Govt ignores western Sydney women: survey

With just over two months until the NSW election, 70 per cent of women living in western Sydney say the coalition government hasn't listened to their concerns.

An online survey of more than 1000 women, commissioned by Western Sydney Women, found that getting paid adequately was the top concern for women in the metropolitan heartland.

One in three women indicated they would vote for a Labor government, compared to around eight per cent voting Liberal.

Almost 22 per cent remain undecided how they will vote in the March 25 poll.

Nearly half of all respondents (45 per cent) felt they weren't properly represented by their local MP.

Almost one in three said they didn't know who their state MP was and felt politically neglected and economically marginalised until election season rolled around.

More than a third (34 per cent) of all respondents said pay equity was front and centre in their political choices, with 42 per cent wanting an increase in salary.

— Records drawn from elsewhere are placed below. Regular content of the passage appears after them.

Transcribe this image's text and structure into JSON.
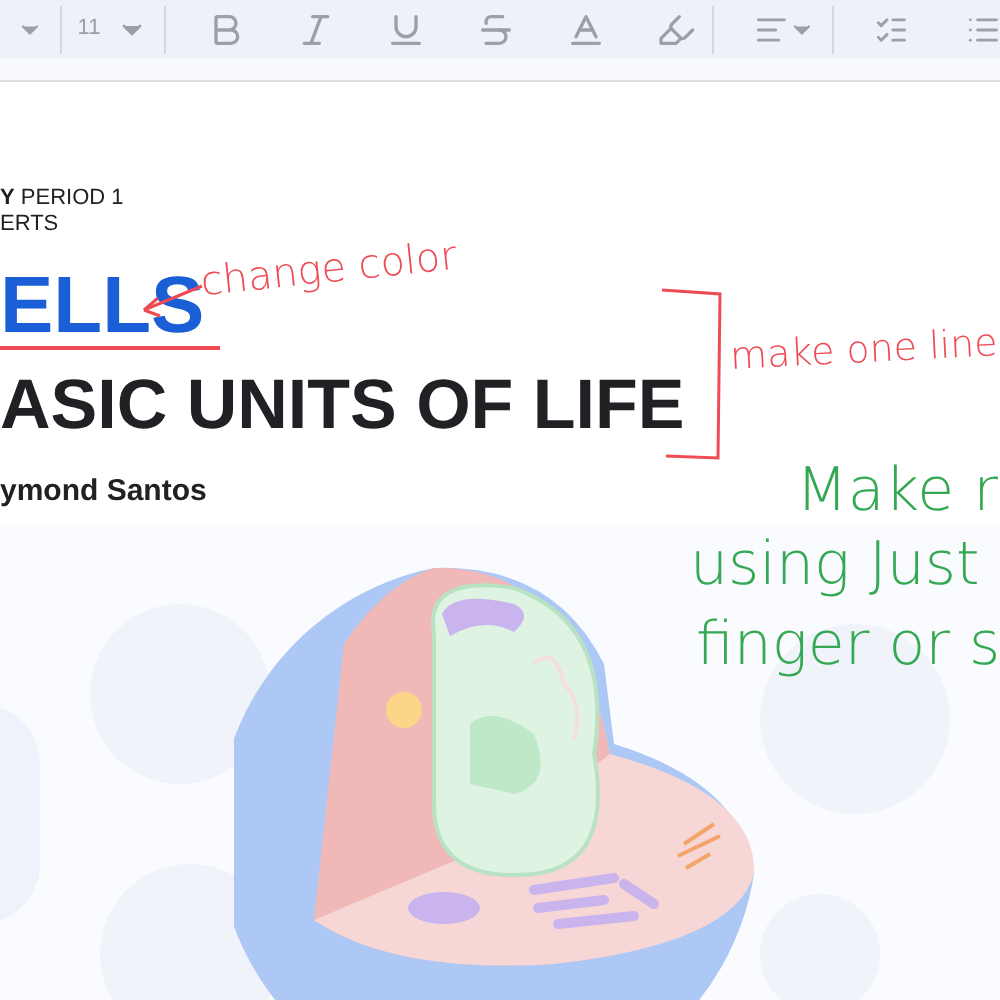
{
  "toolbar": {
    "font_size": "11"
  },
  "document": {
    "header_lines": [
      "**Y** PERIOD 1",
      "ERTS"
    ],
    "title_line_1": "ELLS",
    "title_line_2": "ASIC UNITS OF LIFE",
    "author": "ymond Santos"
  },
  "annotations": [
    {
      "text": "change color",
      "color": "#ee4b55"
    },
    {
      "text": "make one line",
      "color": "#ee4b55"
    },
    {
      "text": "Make r",
      "color": "#34a853"
    },
    {
      "text": "using Just",
      "color": "#34a853"
    },
    {
      "text": "finger or s",
      "color": "#34a853"
    }
  ]
}
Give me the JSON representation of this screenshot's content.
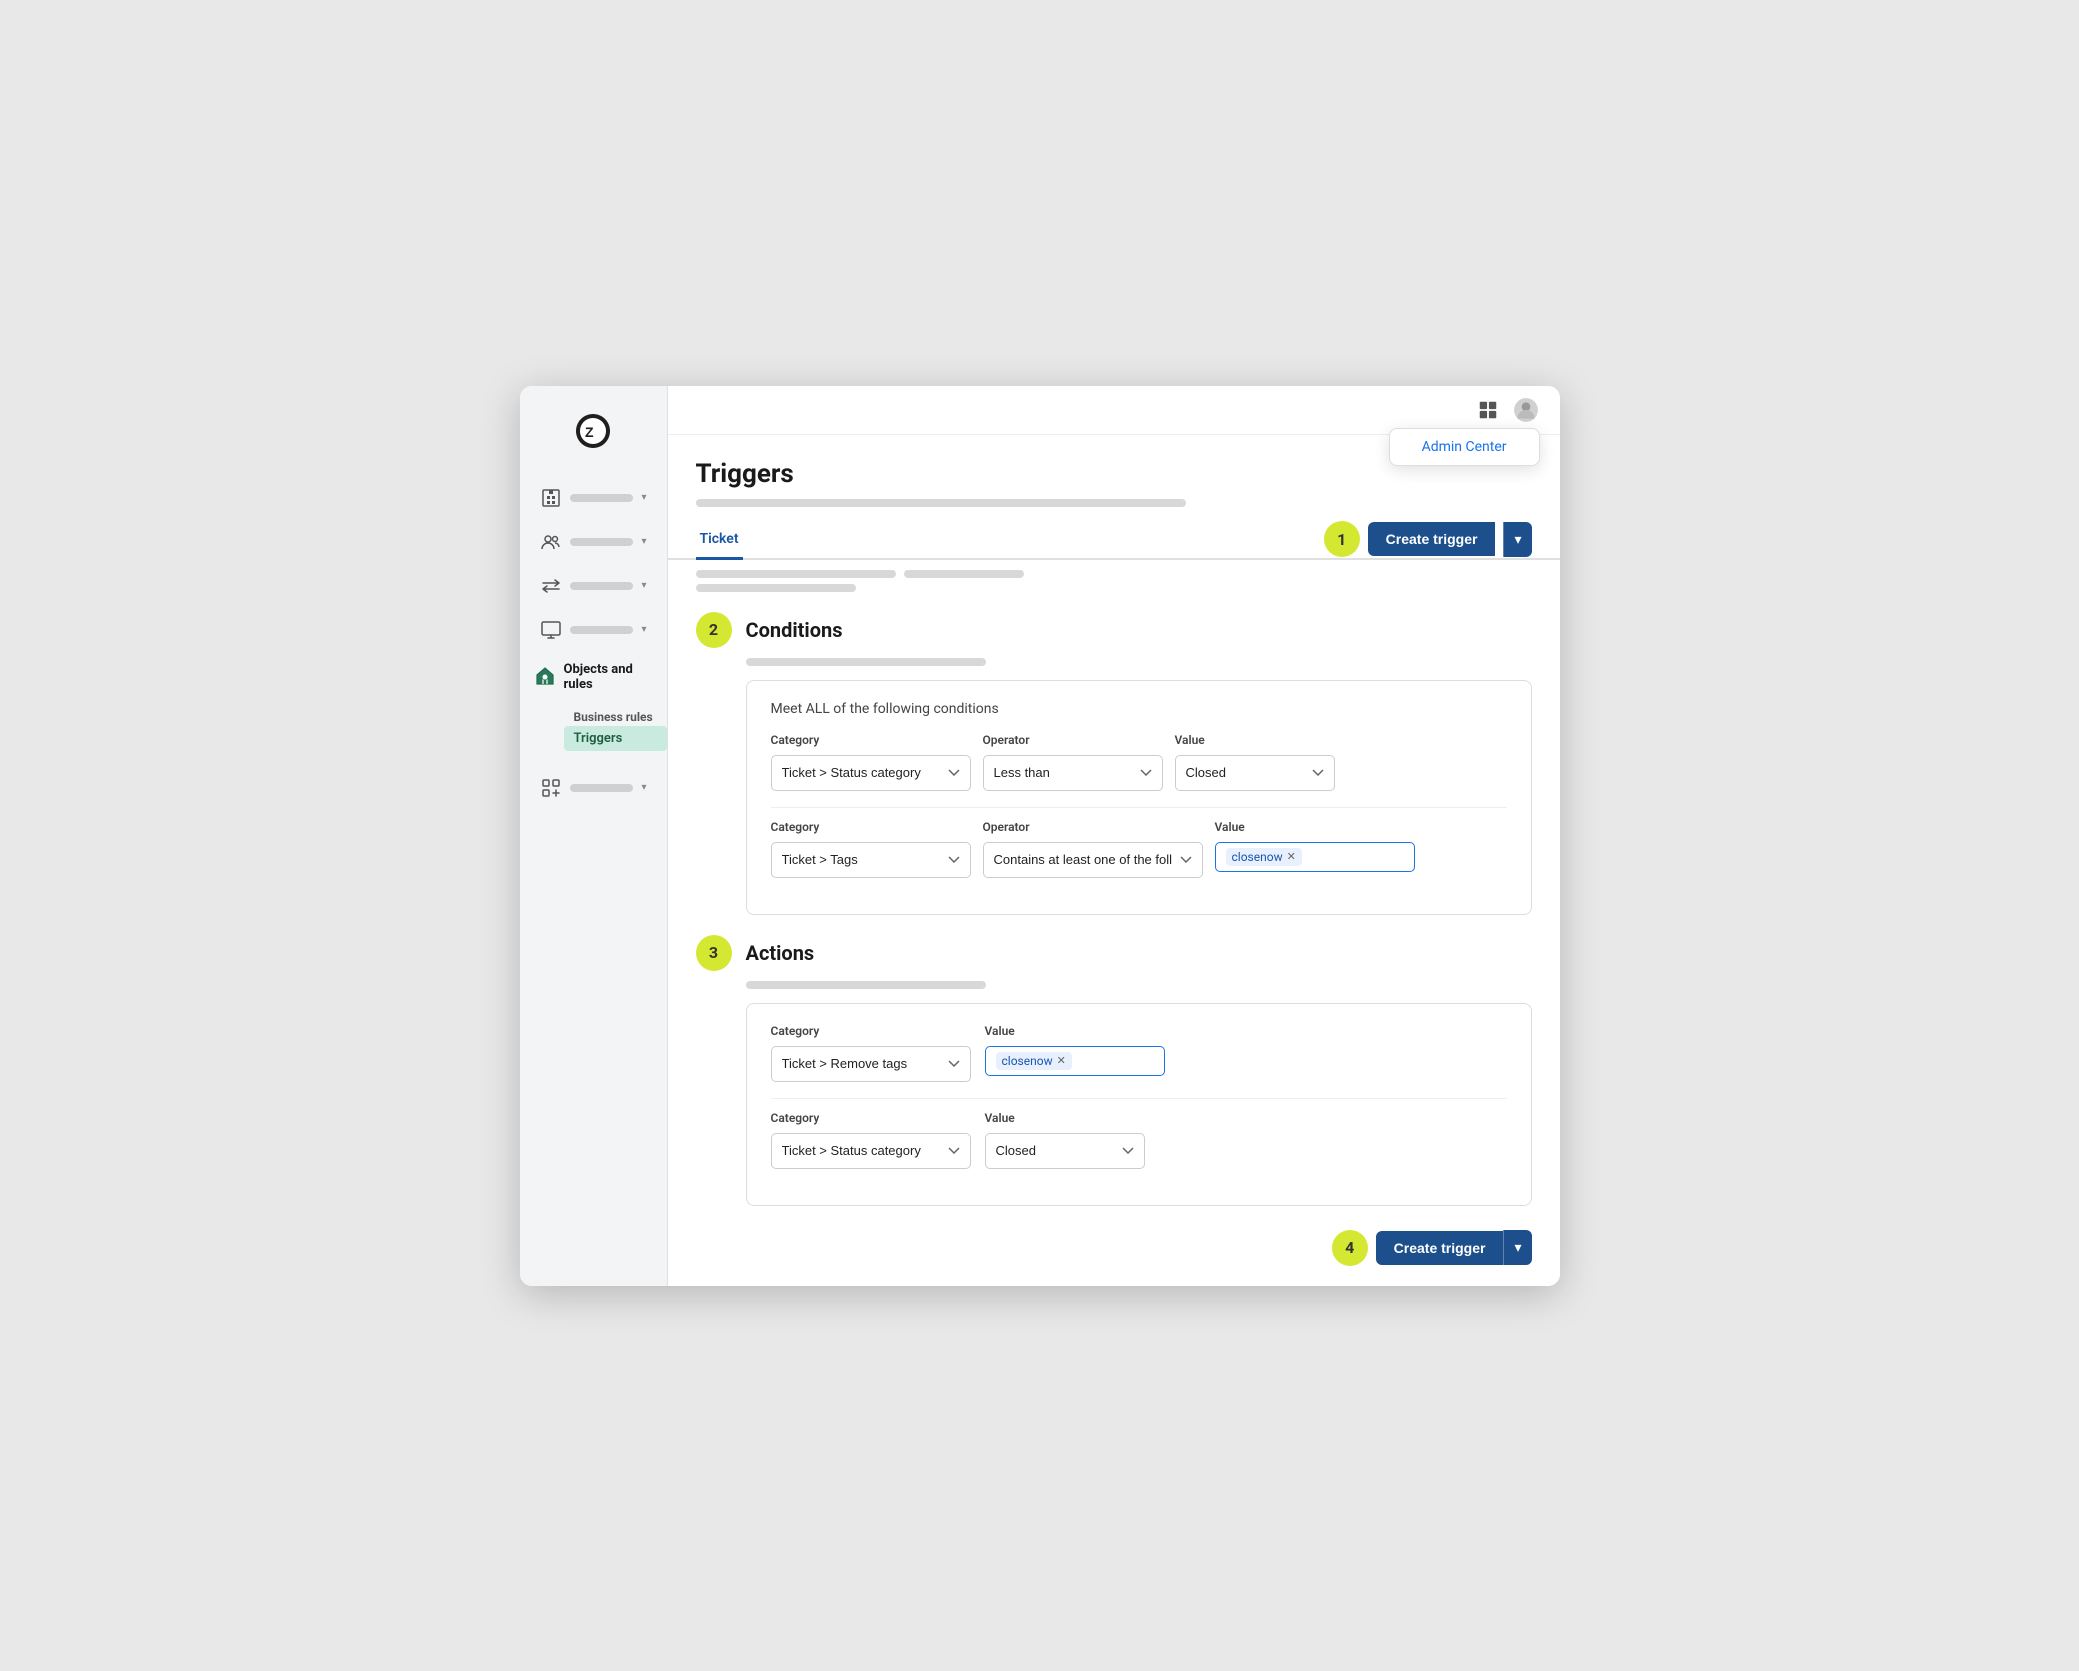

WSW director Amanda Rose said women in western Sydney women had suffered from a lack of adequate representation.

"It's high time to change that," she said.

"Whoever gets elected must ensure that western Sydney women are given a seat at the table.

"They need to be included in all key aspects of decision-making and be given the opportunity to lead the way towards their own success."

"They expect the government to assist them in their journey towards prosperity and independence," she said.

Western Sydney, home to over half of the city's population with one in 11 Australians living there, is where state and federal elections are won with dozens of seats up for grabs.

This year's campaign has been no different with both major political parties making a concerned effort to woo women in the massive region where unemployment is higher and salaries are lower than the national average.

The women surveyed also wanted more flexible work arrangements to accommodate child-rearing responsibilities.

Nearly a quarter of all those surveyed (24 per cent) said cost-of-living pressures would factor in their vote.

Eight of ten western Sydney households (79 per cent), said they were struggling with rising food and grocery bills.

Some 77 per cent of households grappled with increased electricity and gas prices and 70 per cent said they were forking out more on fuel.